*** Data for this task
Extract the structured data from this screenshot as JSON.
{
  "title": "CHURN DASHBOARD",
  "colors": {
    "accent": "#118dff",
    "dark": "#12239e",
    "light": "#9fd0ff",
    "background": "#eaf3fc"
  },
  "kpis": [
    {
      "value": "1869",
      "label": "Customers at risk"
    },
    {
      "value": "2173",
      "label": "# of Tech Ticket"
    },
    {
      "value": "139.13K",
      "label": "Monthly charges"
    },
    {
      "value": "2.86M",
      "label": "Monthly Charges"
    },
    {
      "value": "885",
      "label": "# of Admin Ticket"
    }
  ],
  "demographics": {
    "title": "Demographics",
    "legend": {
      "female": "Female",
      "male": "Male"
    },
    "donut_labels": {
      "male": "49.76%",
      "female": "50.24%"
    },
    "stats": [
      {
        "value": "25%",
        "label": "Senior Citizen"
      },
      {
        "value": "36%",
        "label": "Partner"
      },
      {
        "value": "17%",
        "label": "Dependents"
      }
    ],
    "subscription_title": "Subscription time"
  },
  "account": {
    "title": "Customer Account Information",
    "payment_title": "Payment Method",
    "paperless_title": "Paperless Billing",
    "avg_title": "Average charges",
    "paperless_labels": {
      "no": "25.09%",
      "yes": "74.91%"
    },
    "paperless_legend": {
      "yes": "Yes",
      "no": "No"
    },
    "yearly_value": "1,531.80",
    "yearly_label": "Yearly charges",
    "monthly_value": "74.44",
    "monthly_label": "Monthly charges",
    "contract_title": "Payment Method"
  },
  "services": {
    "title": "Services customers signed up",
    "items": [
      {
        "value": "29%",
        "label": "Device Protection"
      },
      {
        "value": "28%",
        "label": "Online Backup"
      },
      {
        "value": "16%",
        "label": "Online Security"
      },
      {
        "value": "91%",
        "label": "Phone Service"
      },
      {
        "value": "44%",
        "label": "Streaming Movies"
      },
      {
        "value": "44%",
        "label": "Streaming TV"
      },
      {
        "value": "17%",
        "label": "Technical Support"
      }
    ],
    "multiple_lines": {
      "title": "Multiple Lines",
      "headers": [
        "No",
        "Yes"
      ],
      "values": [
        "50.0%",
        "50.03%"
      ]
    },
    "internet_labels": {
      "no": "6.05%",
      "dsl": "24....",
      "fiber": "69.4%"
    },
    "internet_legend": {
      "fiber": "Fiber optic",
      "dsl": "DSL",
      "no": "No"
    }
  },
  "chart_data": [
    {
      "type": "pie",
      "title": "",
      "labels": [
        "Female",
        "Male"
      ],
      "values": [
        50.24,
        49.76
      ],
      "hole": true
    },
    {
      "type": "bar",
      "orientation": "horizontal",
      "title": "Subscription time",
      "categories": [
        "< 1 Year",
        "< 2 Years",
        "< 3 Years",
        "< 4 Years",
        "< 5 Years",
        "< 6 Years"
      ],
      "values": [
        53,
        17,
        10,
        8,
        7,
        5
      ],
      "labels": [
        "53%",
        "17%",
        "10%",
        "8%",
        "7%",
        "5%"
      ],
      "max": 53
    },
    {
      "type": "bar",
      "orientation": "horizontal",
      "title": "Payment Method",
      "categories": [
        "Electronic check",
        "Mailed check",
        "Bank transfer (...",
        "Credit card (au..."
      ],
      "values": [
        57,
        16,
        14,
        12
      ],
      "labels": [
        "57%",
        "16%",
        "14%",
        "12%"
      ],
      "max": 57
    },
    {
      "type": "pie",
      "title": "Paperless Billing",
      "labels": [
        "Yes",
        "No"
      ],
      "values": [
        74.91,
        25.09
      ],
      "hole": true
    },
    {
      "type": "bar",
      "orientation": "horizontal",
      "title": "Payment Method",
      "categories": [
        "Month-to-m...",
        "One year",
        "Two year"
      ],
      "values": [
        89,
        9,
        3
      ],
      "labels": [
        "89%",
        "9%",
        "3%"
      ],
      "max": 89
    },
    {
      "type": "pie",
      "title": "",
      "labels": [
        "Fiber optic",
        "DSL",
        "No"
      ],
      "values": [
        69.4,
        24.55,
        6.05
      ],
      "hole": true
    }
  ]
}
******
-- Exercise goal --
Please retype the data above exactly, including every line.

-- Answer to the problem --
Extract the structured data from this screenshot as JSON.
{
  "title": "CHURN DASHBOARD",
  "colors": {
    "accent": "#118dff",
    "dark": "#12239e",
    "light": "#9fd0ff",
    "background": "#eaf3fc"
  },
  "kpis": [
    {
      "value": "1869",
      "label": "Customers at risk"
    },
    {
      "value": "2173",
      "label": "# of Tech Ticket"
    },
    {
      "value": "139.13K",
      "label": "Monthly charges"
    },
    {
      "value": "2.86M",
      "label": "Monthly Charges"
    },
    {
      "value": "885",
      "label": "# of Admin Ticket"
    }
  ],
  "demographics": {
    "title": "Demographics",
    "legend": {
      "female": "Female",
      "male": "Male"
    },
    "donut_labels": {
      "male": "49.76%",
      "female": "50.24%"
    },
    "stats": [
      {
        "value": "25%",
        "label": "Senior Citizen"
      },
      {
        "value": "36%",
        "label": "Partner"
      },
      {
        "value": "17%",
        "label": "Dependents"
      }
    ],
    "subscription_title": "Subscription time"
  },
  "account": {
    "title": "Customer Account Information",
    "payment_title": "Payment Method",
    "paperless_title": "Paperless Billing",
    "avg_title": "Average charges",
    "paperless_labels": {
      "no": "25.09%",
      "yes": "74.91%"
    },
    "paperless_legend": {
      "yes": "Yes",
      "no": "No"
    },
    "yearly_value": "1,531.80",
    "yearly_label": "Yearly charges",
    "monthly_value": "74.44",
    "monthly_label": "Monthly charges",
    "contract_title": "Payment Method"
  },
  "services": {
    "title": "Services customers signed up",
    "items": [
      {
        "value": "29%",
        "label": "Device Protection"
      },
      {
        "value": "28%",
        "label": "Online Backup"
      },
      {
        "value": "16%",
        "label": "Online Security"
      },
      {
        "value": "91%",
        "label": "Phone Service"
      },
      {
        "value": "44%",
        "label": "Streaming Movies"
      },
      {
        "value": "44%",
        "label": "Streaming TV"
      },
      {
        "value": "17%",
        "label": "Technical Support"
      }
    ],
    "multiple_lines": {
      "title": "Multiple Lines",
      "headers": [
        "No",
        "Yes"
      ],
      "values": [
        "50.0%",
        "50.03%"
      ]
    },
    "internet_labels": {
      "no": "6.05%",
      "dsl": "24....",
      "fiber": "69.4%"
    },
    "internet_legend": {
      "fiber": "Fiber optic",
      "dsl": "DSL",
      "no": "No"
    }
  },
  "chart_data": [
    {
      "type": "pie",
      "title": "",
      "labels": [
        "Female",
        "Male"
      ],
      "values": [
        50.24,
        49.76
      ],
      "hole": true
    },
    {
      "type": "bar",
      "orientation": "horizontal",
      "title": "Subscription time",
      "categories": [
        "< 1 Year",
        "< 2 Years",
        "< 3 Years",
        "< 4 Years",
        "< 5 Years",
        "< 6 Years"
      ],
      "values": [
        53,
        17,
        10,
        8,
        7,
        5
      ],
      "labels": [
        "53%",
        "17%",
        "10%",
        "8%",
        "7%",
        "5%"
      ],
      "max": 53
    },
    {
      "type": "bar",
      "orientation": "horizontal",
      "title": "Payment Method",
      "categories": [
        "Electronic check",
        "Mailed check",
        "Bank transfer (...",
        "Credit card (au..."
      ],
      "values": [
        57,
        16,
        14,
        12
      ],
      "labels": [
        "57%",
        "16%",
        "14%",
        "12%"
      ],
      "max": 57
    },
    {
      "type": "pie",
      "title": "Paperless Billing",
      "labels": [
        "Yes",
        "No"
      ],
      "values": [
        74.91,
        25.09
      ],
      "hole": true
    },
    {
      "type": "bar",
      "orientation": "horizontal",
      "title": "Payment Method",
      "categories": [
        "Month-to-m...",
        "One year",
        "Two year"
      ],
      "values": [
        89,
        9,
        3
      ],
      "labels": [
        "89%",
        "9%",
        "3%"
      ],
      "max": 89
    },
    {
      "type": "pie",
      "title": "",
      "labels": [
        "Fiber optic",
        "DSL",
        "No"
      ],
      "values": [
        69.4,
        24.55,
        6.05
      ],
      "hole": true
    }
  ]
}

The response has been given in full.